Contemporary Art and Political Views
Uploaded by trigerman on Oct 31, 2011
This essay discusses the ways in which several contemporary artists have dealt with war in their artworks.
Art has always been a legitimate means of expressing the artist’s views on current events, politics, and the government. In some cases, art has spoken out with tremendous power, as in Pablo Picasso’s classic anti-war mural “Guernica.” Art has proven to have an important voice in the public arena, though that voice is not always comfortable to listen to.
This paper examines some contemporary art that deals with war. I’ve chosen this subject because it’s rather on everyone’s mind right now, and a true consideration of the horrors of war might be useful in order to remind everyone just what’s at stake.
II The Works
I mentioned “Guernica,” which of course is Picasso’s devastating depiction of the Spanish Civil War, painted in 1939. The painting is too early for our consideration, but it leads into the Second World War, and the Holocaust.
The Holocaust is one of the most horrific events in human history, and it continues to hold a terrible fascination for us. Chicago artist Pearl Hirshfield in an “installation artist” who, in 1989, created an artwork that she hoped would allow visitors to understand and feel what it must have been like for those who were being taken to the death camp at Auschwitz.

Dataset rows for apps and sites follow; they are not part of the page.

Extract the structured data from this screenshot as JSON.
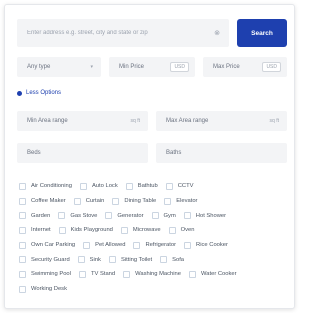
{
  "search": {
    "placeholder": "Enter address e.g. street, city and state or zip",
    "clear_glyph": "⊗",
    "button_label": "Search"
  },
  "filters": {
    "type": {
      "selected": "Any type",
      "caret": "▾"
    },
    "min_price": {
      "label": "Min Price",
      "unit": "USD"
    },
    "max_price": {
      "label": "Max Price",
      "unit": "USD"
    }
  },
  "less_options_label": "Less Options",
  "area": {
    "min": {
      "label": "Min Area range",
      "suffix": "sq ft"
    },
    "max": {
      "label": "Max Area range",
      "suffix": "sq ft"
    }
  },
  "rooms": {
    "beds_label": "Beds",
    "baths_label": "Baths"
  },
  "amenities": [
    [
      "Air Conditioning",
      "Auto Lock",
      "Bathtub",
      "CCTV"
    ],
    [
      "Coffee Maker",
      "Curtain",
      "Dining Table",
      "Elevator"
    ],
    [
      "Garden",
      "Gas Stove",
      "Generator",
      "Gym",
      "Hot Shower"
    ],
    [
      "Internet",
      "Kids Playground",
      "Microwave",
      "Oven"
    ],
    [
      "Own Car Parking",
      "Pet Allowed",
      "Refrigerator",
      "Rice Cooker"
    ],
    [
      "Security Guard",
      "Sink",
      "Sitting Toilet",
      "Sofa"
    ],
    [
      "Swimming Pool",
      "TV Stand",
      "Washing Machine",
      "Water Cooker"
    ],
    [
      "Working Desk"
    ]
  ],
  "colors": {
    "accent": "#1e40af",
    "field_bg": "#f3f4f6"
  }
}
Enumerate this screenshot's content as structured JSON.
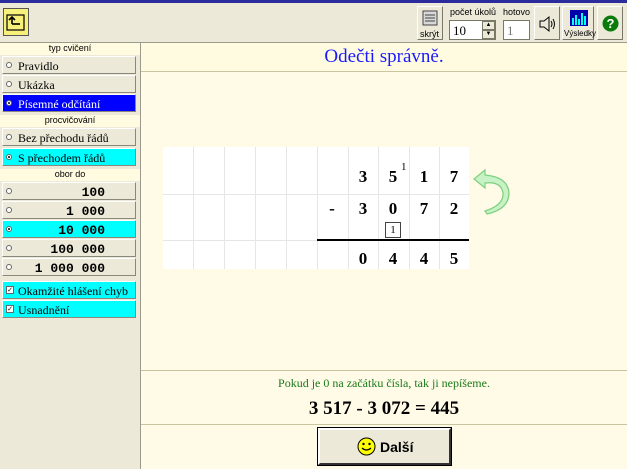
{
  "toolbar": {
    "skryt_label": "skrýt",
    "pocet_label": "počet úkolů",
    "pocet_value": "10",
    "hotovo_label": "hotovo",
    "hotovo_value": "1",
    "vysledky_label": "Výsledky",
    "help_label": "?"
  },
  "sidebar": {
    "typ_label": "typ cvičení",
    "typ_items": [
      {
        "label": "Pravidlo",
        "selected": false
      },
      {
        "label": "Ukázka",
        "selected": false
      },
      {
        "label": "Písemné odčítání",
        "selected": true
      }
    ],
    "procvic_label": "procvičování",
    "procvic_items": [
      {
        "label": "Bez přechodu řádů",
        "selected": false
      },
      {
        "label": "S přechodem řádů",
        "selected": true
      }
    ],
    "obor_label": "obor do",
    "obor_items": [
      {
        "label": "100",
        "selected": false
      },
      {
        "label": "1 000",
        "selected": false
      },
      {
        "label": "10 000",
        "selected": true
      },
      {
        "label": "100 000",
        "selected": false
      },
      {
        "label": "1 000 000",
        "selected": false
      }
    ],
    "checks": [
      {
        "label": "Okamžité hlášení chyb",
        "checked": true
      },
      {
        "label": "Usnadnění",
        "checked": true
      }
    ]
  },
  "main": {
    "title": "Odečti správně.",
    "minuend": [
      "3",
      "5",
      "1",
      "7"
    ],
    "minus_sign": "-",
    "subtrahend": [
      "3",
      "0",
      "7",
      "2"
    ],
    "result": [
      "0",
      "4",
      "4",
      "5"
    ],
    "carry_mark": "1",
    "borrow_value": "1",
    "hint": "Pokud je 0 na začátku čísla, tak ji nepíšeme.",
    "equation": "3 517 - 3 072 = 445",
    "next_label": "Další"
  },
  "colors": {
    "selected_blue": "#0000ff",
    "selected_cyan": "#00ffff",
    "title_blue": "#1a1aff",
    "hint_green": "#1a7a1a",
    "arrow_green": "#9fe49f"
  }
}
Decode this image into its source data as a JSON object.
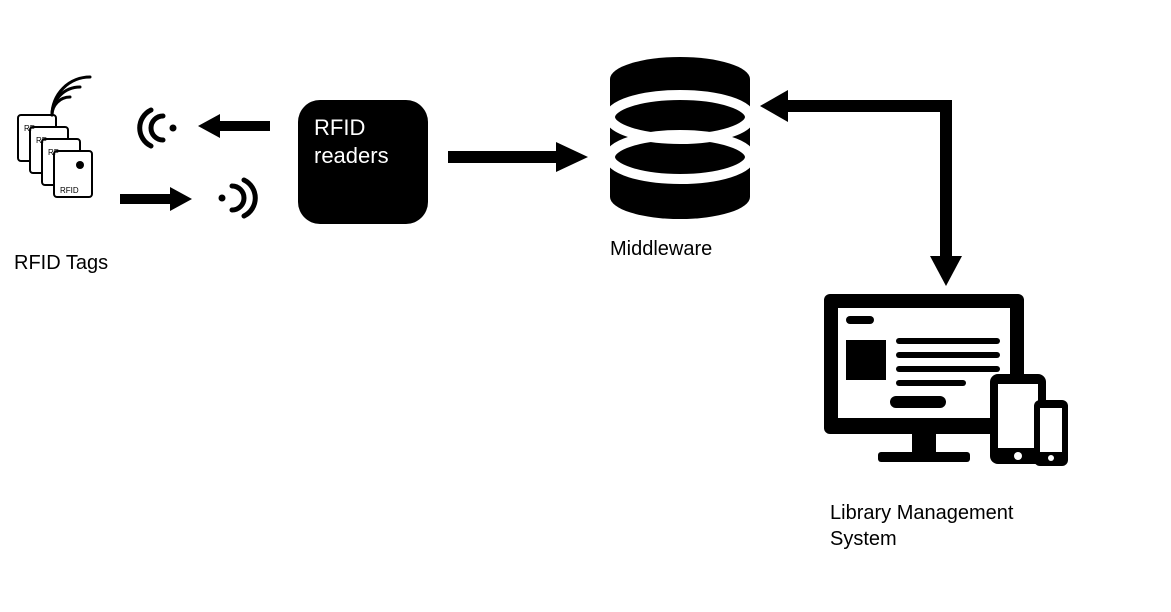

An “installation artist” creates a total environment; a walk-through exhibit, rather than a painting or photograph. In Hirshfield’s case, she has tried to recreate the feeling that people might have had as they were rounded up and herded onto the trains to the concentration camps. Her exhibition is on-going; the first reference I found to it was 1989, when it was described thusly:
“At the entrance to “Shadows of Auschwitz” … Hirshfield places a quote by Primo Levi. ‘Beyond the fence stand the lords of death, and not far away the train is awaiting…’ This sets the physical and emotional mood … The spectator is drawn into a darkened interior space, where the artist makes use of an array of vertical mirrors to effect dramatic changes in light and shadow … The “height” of the experience awaits the viewer at the other side of the fence, where he encounters his own reflection with numbers across his body. The numbers are the actual Auschwitz numbers …” (Shendar, PG).
It is Hirshfield’s intent, and...